Brad Littlejohn: Back to governing | WORLD
Sound journalism, grounded in facts and Biblical truth | Donate

Brad Littlejohn: Back to governing


WORLD Radio - Brad Littlejohn: Back to governing

Successful politics begins with the basics

Arizona Gov. Katie Hobbs Associated Press/Photo by Matt York, File

NICK EICHER, HOST: Today is Tuesday, July 9th, 2024. Good morning! This is The World and Everything in It from listener-supported WORLD Radio. I’m Nick Eicher.

MARY REICHARD, HOST: And I’m Mary Reichard. Up next, WORLD commentator Brad Littlejohn on the need for politicians to return to good governance.

BRAD LITTLEJOHN: The cover story for this summer’s issue of The Atlantic carries an apocalyptic title suited to the age of clickbait: “What will become of American civilization?” The article itself is more contemplative, an eloquent 25,000-word case study of Phoenix, Arizona, and how that city’s trials and triumphs reflect the crises of contemporary American politics. One line sums up the problem: “When Kari Lake ran for governor in 2022, everyone knew her position on transgenderism and no one knew her position on water, because she barely had one.”

Throughout the article, author George Packer laments over how the politics of culture-warring has crowded out the politics of everyday life, so polarizing and poisoning the debates that no one has the time or the will to tackle crucial issues of basic sustainability and infrastructure. Although Packer is wrong to dismiss worries about transing teens as a distraction from serious policy, he nonetheless offers a timely warning for would-be conservative leaders: Don’t forget to govern.

In recent years, conservatives have happily remembered that politics is about morality and virtue, not just economics and national security. Living well, which is to do so virtuously, is the proper goal of human life. However, to live well, it is necessary first to live. Thus, any successful politics must begin with the basics of food and water, health and shelter. Although “sustainability” is a word commonly used by the left, it is a prerequisite of any civilization. And increasingly, it is at risk of becoming a casualty of the culture wars.

Two of America’s top culture-war battlegrounds and fastest-growing states, Arizona and Florida, are a case in point. One is forever plagued by too little water and the other by too much, as extreme drought dries up the Colorado River Basin and rising sea levels create chronic flooding in Miami. And yet, fueled by the availability of cheap air conditioning after 1970, both states have witnessed relentless, thinly regulated growth, as mile after mile of desert in Arizona and mile after mile of wetlands in Florida have been devoured by housing developments. For years, conservationist groups were among the few that raised alarms, but increasingly today, ordinary citizens are struggling to deal with the ramifications.

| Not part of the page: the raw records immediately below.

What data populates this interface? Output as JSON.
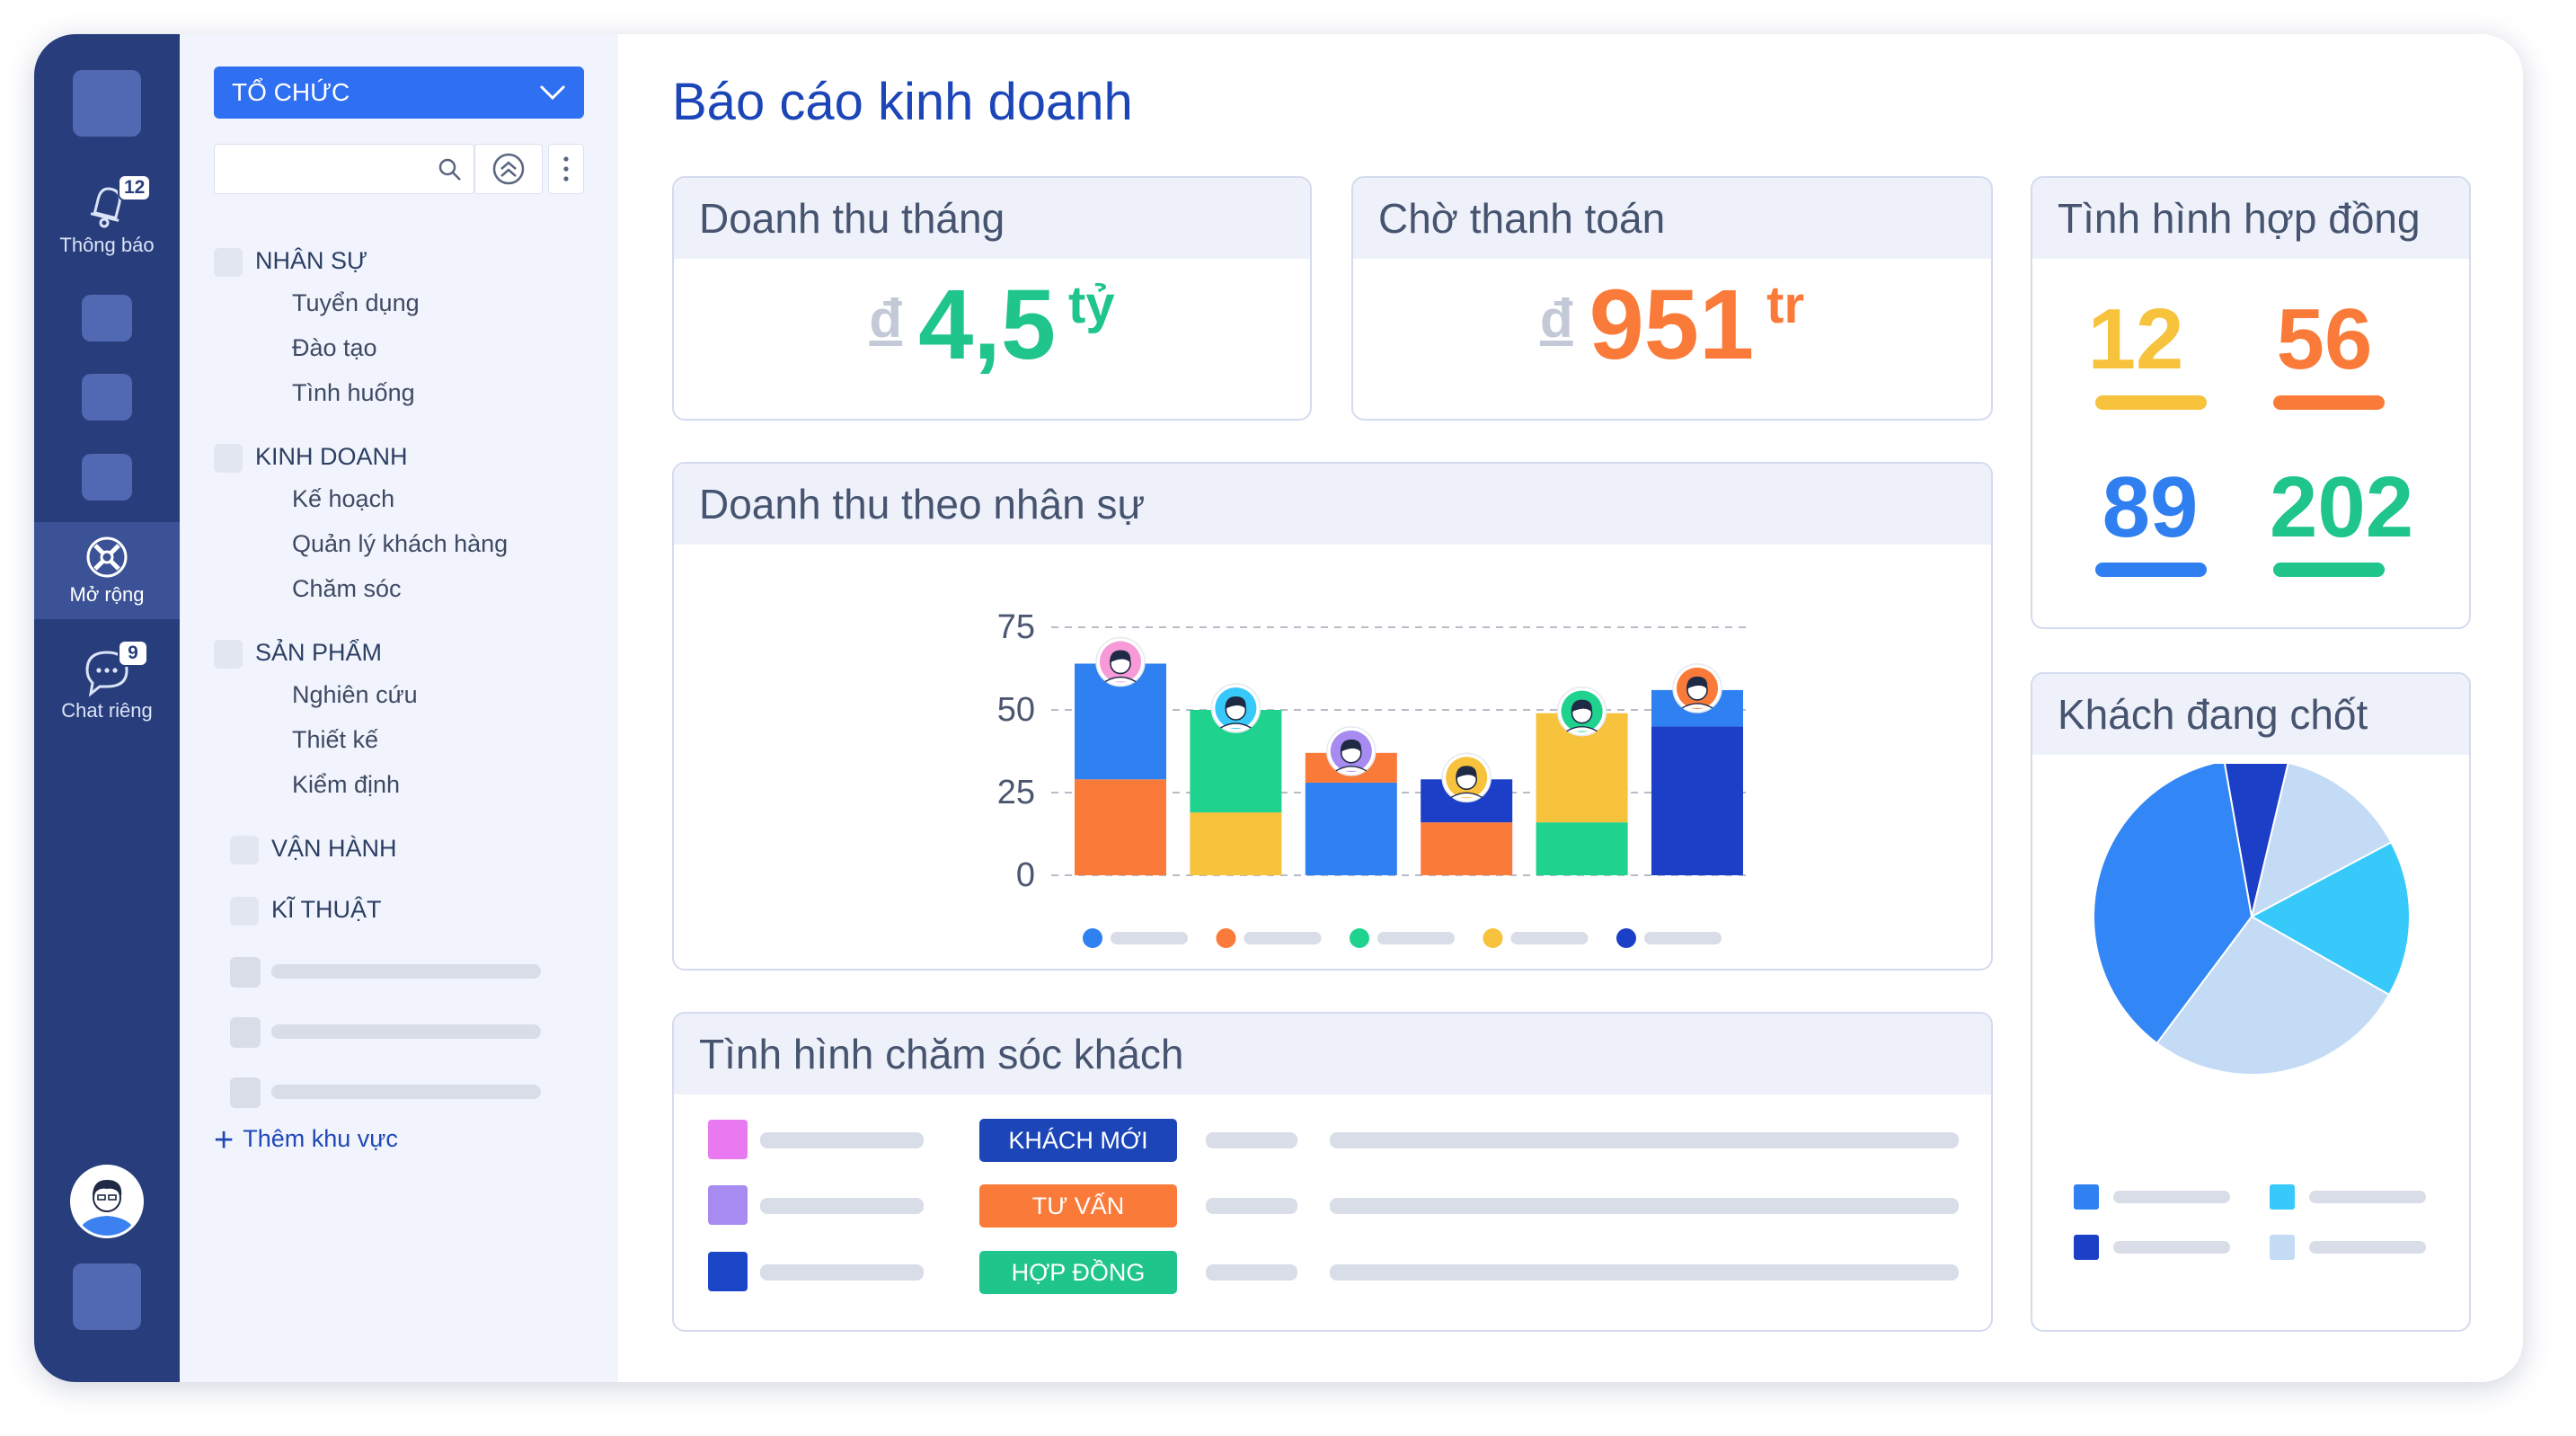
{
  "rail": {
    "notifications_label": "Thông báo",
    "notifications_badge": "12",
    "extend_label": "Mở rộng",
    "chat_label": "Chat riêng",
    "chat_badge": "9"
  },
  "sidebar": {
    "org_select": "TỔ CHỨC",
    "categories": [
      {
        "label": "NHÂN SỰ",
        "items": [
          "Tuyển dụng",
          "Đào tạo",
          "Tình huống"
        ]
      },
      {
        "label": "KINH DOANH",
        "items": [
          "Kế hoạch",
          "Quản lý khách hàng",
          "Chăm sóc"
        ]
      },
      {
        "label": "SẢN PHẨM",
        "items": [
          "Nghiên cứu",
          "Thiết kế",
          "Kiểm định"
        ]
      },
      {
        "label": "VẬN HÀNH",
        "items": []
      },
      {
        "label": "KĨ THUẬT",
        "items": []
      }
    ],
    "add_area": "Thêm khu vực"
  },
  "main": {
    "title": "Báo cáo kinh doanh",
    "revenue_month": {
      "title": "Doanh thu tháng",
      "currency": "đ",
      "value": "4,5",
      "unit": "tỷ",
      "color": "#1fc58a"
    },
    "pending_payment": {
      "title": "Chờ thanh toán",
      "currency": "đ",
      "value": "951",
      "unit": "tr",
      "color": "#fa7b39"
    },
    "contracts": {
      "title": "Tình hình hợp đồng",
      "values": [
        {
          "value": "12",
          "color": "#f7c23c"
        },
        {
          "value": "56",
          "color": "#fa7b39"
        },
        {
          "value": "89",
          "color": "#2f7ff0"
        },
        {
          "value": "202",
          "color": "#1fc58a"
        }
      ]
    },
    "revenue_by_staff": {
      "title": "Doanh thu theo nhân sự"
    },
    "customer_care": {
      "title": "Tình hình chăm sóc khách",
      "rows": [
        {
          "status": "KHÁCH MỚI",
          "status_color": "#1c46b8",
          "swatch": "#e879f0"
        },
        {
          "status": "TƯ VẤN",
          "status_color": "#fa7b39",
          "swatch": "#a78bf0"
        },
        {
          "status": "HỢP ĐỒNG",
          "status_color": "#1fc58a",
          "swatch": "#1c46c8"
        }
      ]
    },
    "closing_customers": {
      "title": "Khách đang chốt"
    }
  },
  "chart_data": {
    "type": "bar",
    "stacked": true,
    "yticks": [
      "75",
      "50",
      "25",
      "0"
    ],
    "ylim": [
      0,
      75
    ],
    "grid": true,
    "legend_position": "bottom",
    "series": [
      {
        "color": "#2f80f0",
        "values": [
          35,
          0,
          28,
          0,
          0,
          0
        ]
      },
      {
        "color": "#fa7b39",
        "values": [
          29,
          0,
          9,
          16,
          0,
          0
        ]
      },
      {
        "color": "#1fd38f",
        "values": [
          0,
          31,
          0,
          0,
          16,
          0
        ]
      },
      {
        "color": "#f7c23c",
        "values": [
          0,
          19,
          0,
          0,
          33,
          0
        ]
      },
      {
        "color": "#1c3fc8",
        "values": [
          0,
          0,
          0,
          13,
          0,
          45
        ]
      }
    ],
    "extra_segments": [
      {
        "bar": 5,
        "color": "#2f80f0",
        "value": 11
      }
    ]
  },
  "pie_data": {
    "type": "pie",
    "slices": [
      {
        "color": "#1c3fc8",
        "value": 6.5
      },
      {
        "color": "#c4dbf5",
        "value": 13.5
      },
      {
        "color": "#38c9fb",
        "value": 16
      },
      {
        "color": "#c4dbf5",
        "value": 27
      },
      {
        "color": "#3386f6",
        "value": 37
      }
    ],
    "legend_colors": [
      "#2f80f0",
      "#38c9fb",
      "#1c3fc8",
      "#c4dbf5"
    ]
  }
}
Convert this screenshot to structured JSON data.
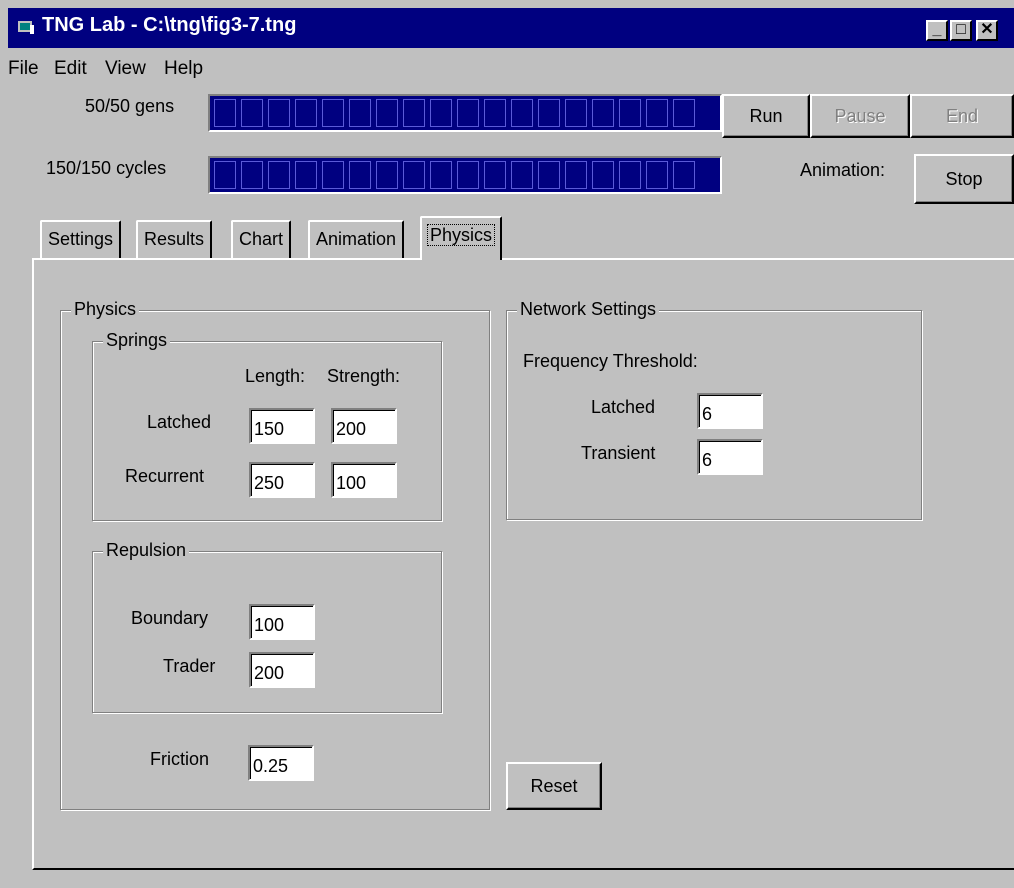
{
  "window": {
    "title": "TNG Lab - C:\\tng\\fig3-7.tng",
    "caption_buttons": [
      "minimize",
      "maximize",
      "close"
    ]
  },
  "menu": [
    "File",
    "Edit",
    "View",
    "Help"
  ],
  "progress": {
    "generations": {
      "label": "50/50 gens",
      "fraction": 1.0
    },
    "cycles": {
      "label": "150/150 cycles",
      "fraction": 1.0
    }
  },
  "controls": {
    "run": "Run",
    "pause": "Pause",
    "end": "End",
    "animation_label": "Animation:",
    "stop": "Stop"
  },
  "tabs": [
    {
      "label": "Settings",
      "active": false
    },
    {
      "label": "Results",
      "active": false
    },
    {
      "label": "Chart",
      "active": false
    },
    {
      "label": "Animation",
      "active": false
    },
    {
      "label": "Physics",
      "active": true
    }
  ],
  "physics": {
    "title": "Physics",
    "springs": {
      "title": "Springs",
      "length_header": "Length:",
      "strength_header": "Strength:",
      "latched": {
        "label": "Latched",
        "length": "150",
        "strength": "200"
      },
      "recurrent": {
        "label": "Recurrent",
        "length": "250",
        "strength": "100"
      }
    },
    "repulsion": {
      "title": "Repulsion",
      "boundary": {
        "label": "Boundary",
        "value": "100"
      },
      "trader": {
        "label": "Trader",
        "value": "200"
      }
    },
    "friction": {
      "label": "Friction",
      "value": "0.25"
    }
  },
  "network": {
    "title": "Network Settings",
    "threshold_label": "Frequency Threshold:",
    "latched": {
      "label": "Latched",
      "value": "6"
    },
    "transient": {
      "label": "Transient",
      "value": "6"
    }
  },
  "reset": "Reset"
}
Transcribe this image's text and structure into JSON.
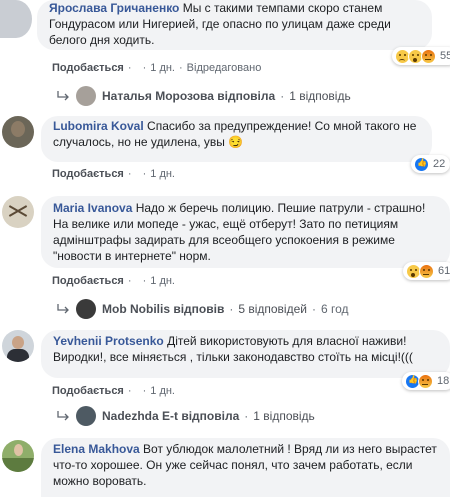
{
  "comments": [
    {
      "author": "Ярослава Гричаненко",
      "text": "Мы с такими темпами скоро станем Гондурасом или Нигерией, где опасно по улицам даже среди белого дня ходить.",
      "like": "Подобається",
      "time": "1 дн.",
      "edited": "Відредаговано",
      "reaction_count": "55",
      "reactions": [
        "sad",
        "wow",
        "angry"
      ]
    },
    {
      "author": "Lubomira Koval",
      "text": "Спасибо за предупреждение! Со мной такого не случалось, но не удилена, увы 😏",
      "like": "Подобається",
      "time": "1 дн.",
      "reaction_count": "22",
      "reactions": [
        "like"
      ]
    },
    {
      "author": "Maria Ivanova",
      "text": "Надо ж беречь полицию. Пешие патрули - страшно! На велике или мопеде - ужас, ещё отберут! Зато по петициям адмінштрафы задирать для всеобщего успокоения в режиме \"новости в интернете\" норм.",
      "like": "Подобається",
      "time": "1 дн.",
      "reaction_count": "61",
      "reactions": [
        "wow",
        "angry"
      ]
    },
    {
      "author": "Yevhenii Protsenko",
      "text": "Дітей використовують для власної наживи! Виродки!, все міняється , тільки законодавство стоїть на місці!(((",
      "like": "Подобається",
      "time": "1 дн.",
      "reaction_count": "18",
      "reactions": [
        "like",
        "angry"
      ]
    },
    {
      "author": "Elena Makhova",
      "text": "Вот ублюдок малолетний ! Вряд ли из него вырастет что-то хорошее. Он уже сейчас понял, что зачем работать, если можно воровать."
    }
  ],
  "replies": [
    {
      "name": "Наталья Морозова відповіла",
      "count": "1 відповідь"
    },
    {
      "name": "Mob Nobilis відповів",
      "count": "5 відповідей",
      "time": "6 год"
    },
    {
      "name": "Nadezhda E-t відповіла",
      "count": "1 відповідь"
    }
  ],
  "colors": {
    "link": "#385898",
    "bubble": "#f2f3f5",
    "like_blue": "#1877f2"
  }
}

In Florida, the home insurance industry is in crisis, with rates tripling in the past few years, while numerous insurance companies have gone bankrupt or abandoned the state. The causes are numerous, but the leading culprit is clear: too many houses built too close to the coastline in Hurricane Alley. In Arizona, wells are running dry in outer suburbs of Phoenix as corporate megafarms suck aquifers dry, and a growing homeless population faces unprecedented risks in 110-degree heat.

While the battles over abortions, race, and transgenderism may dominate headlines, most Americans are more likely to worry about more mundane problems. Gallup’s recent “Most Important Problem” poll showed that the No. 1 frustration for Americans was quite simply “poor leadership” by their governments, followed closely by immigration and “the economy in general.” For most people, that has less to do with GDP statistics and more to do with their everyday struggles of trying to pay for utilities and insurance.

Such brass-tacks issues offer a golden opportunity for conservatives. As progressives have abdicated some of the basic tasks of governing many Americans have voted with their feet, fueling the population rises in places like Arizona and Florida. If red state governors can demonstrate a commitment to solving everyday problems like water and housing, they can earn the trust of voters and a mandate to enact lasting cultural reforms.

I’m Brad Littlejohn.

WORLD Radio transcripts are created on a rush deadline. This text may not be in its final form and may be updated or revised in the future. Accuracy and availability may vary. The authoritative record of WORLD Radio programming is the audio record.


Please wait while we load the latest comments...